Mr. Jobson, junior, who had just come in from the shop, remarked, shortly, that he felt more like a blooming snowdrop.
"And somebody slopped a lot of water over the stairs carrying it up," said Mrs. Jobson. "I don't believe as everybody has cold baths of a morning. It don't seem wholesome to me."
Mr. Jobson took a book from his pocket, and opening it at a certain page, handed it over to her.
"If I'm going to do the thing at all I must do it properly," he said, gravely. "I don't suppose Bill Foley ever 'ad a cold tub in his life; he don't know no better. Gladys!"
"Halloa!" said that young lady, with a start.
"Are you--are you eating that kipper with your fingers?"
Gladys turned and eyed her mother appealingly.
"Page-page one hundred and something, I think it is," said her father, with his mouth full. "'Manners at the Dinner Table.' It's near the end of the book, I know."

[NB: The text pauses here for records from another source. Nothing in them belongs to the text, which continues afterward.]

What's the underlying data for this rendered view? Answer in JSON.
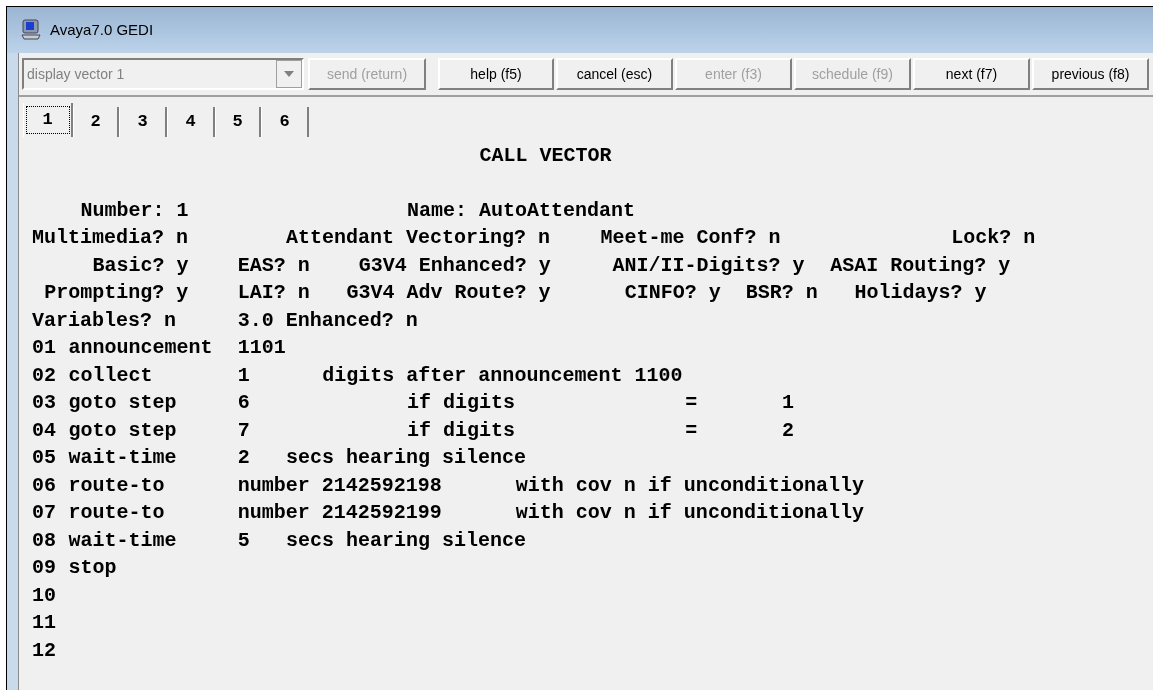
{
  "window": {
    "title": "Avaya7.0 GEDI"
  },
  "toolbar": {
    "command_field": {
      "value": "display vector 1",
      "disabled": true
    },
    "buttons": [
      {
        "label": "send (return)",
        "disabled": true
      },
      {
        "label": "help (f5)",
        "disabled": false
      },
      {
        "label": "cancel (esc)",
        "disabled": false
      },
      {
        "label": "enter (f3)",
        "disabled": true
      },
      {
        "label": "schedule (f9)",
        "disabled": true
      },
      {
        "label": "next (f7)",
        "disabled": false
      },
      {
        "label": "previous (f8)",
        "disabled": false
      }
    ]
  },
  "tabs": [
    {
      "label": "1",
      "selected": true
    },
    {
      "label": "2",
      "selected": false
    },
    {
      "label": "3",
      "selected": false
    },
    {
      "label": "4",
      "selected": false
    },
    {
      "label": "5",
      "selected": false
    },
    {
      "label": "6",
      "selected": false
    }
  ],
  "screen": {
    "heading": "CALL VECTOR",
    "fields": [
      [
        "Number: 1",
        "Name: AutoAttendant"
      ],
      [
        "Multimedia? n",
        "Attendant Vectoring? n",
        "Meet-me Conf? n",
        "Lock? n"
      ],
      [
        "Basic? y",
        "EAS? n",
        "G3V4 Enhanced? y",
        "ANI/II-Digits? y",
        "ASAI Routing? y"
      ],
      [
        "Prompting? y",
        "LAI? n",
        "G3V4 Adv Route? y",
        "CINFO? y",
        "BSR? n",
        "Holidays? y"
      ],
      [
        "Variables? n",
        "3.0 Enhanced? n"
      ]
    ],
    "steps": [
      {
        "number": "01",
        "command": "announcement",
        "args": [
          "1101"
        ]
      },
      {
        "number": "02",
        "command": "collect",
        "args": [
          "1",
          "digits after announcement 1100"
        ]
      },
      {
        "number": "03",
        "command": "goto step",
        "args": [
          "6",
          "if digits",
          "=",
          "1"
        ]
      },
      {
        "number": "04",
        "command": "goto step",
        "args": [
          "7",
          "if digits",
          "=",
          "2"
        ]
      },
      {
        "number": "05",
        "command": "wait-time",
        "args": [
          "2",
          "secs hearing silence"
        ]
      },
      {
        "number": "06",
        "command": "route-to",
        "args": [
          "number 2142592198",
          "with cov n if unconditionally"
        ]
      },
      {
        "number": "07",
        "command": "route-to",
        "args": [
          "number 2142592199",
          "with cov n if unconditionally"
        ]
      },
      {
        "number": "08",
        "command": "wait-time",
        "args": [
          "5",
          "secs hearing silence"
        ]
      },
      {
        "number": "09",
        "command": "stop"
      },
      {
        "number": "10"
      },
      {
        "number": "11"
      },
      {
        "number": "12"
      }
    ]
  }
}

"If I never do no worse than that I shan't come to no harm," said his daugh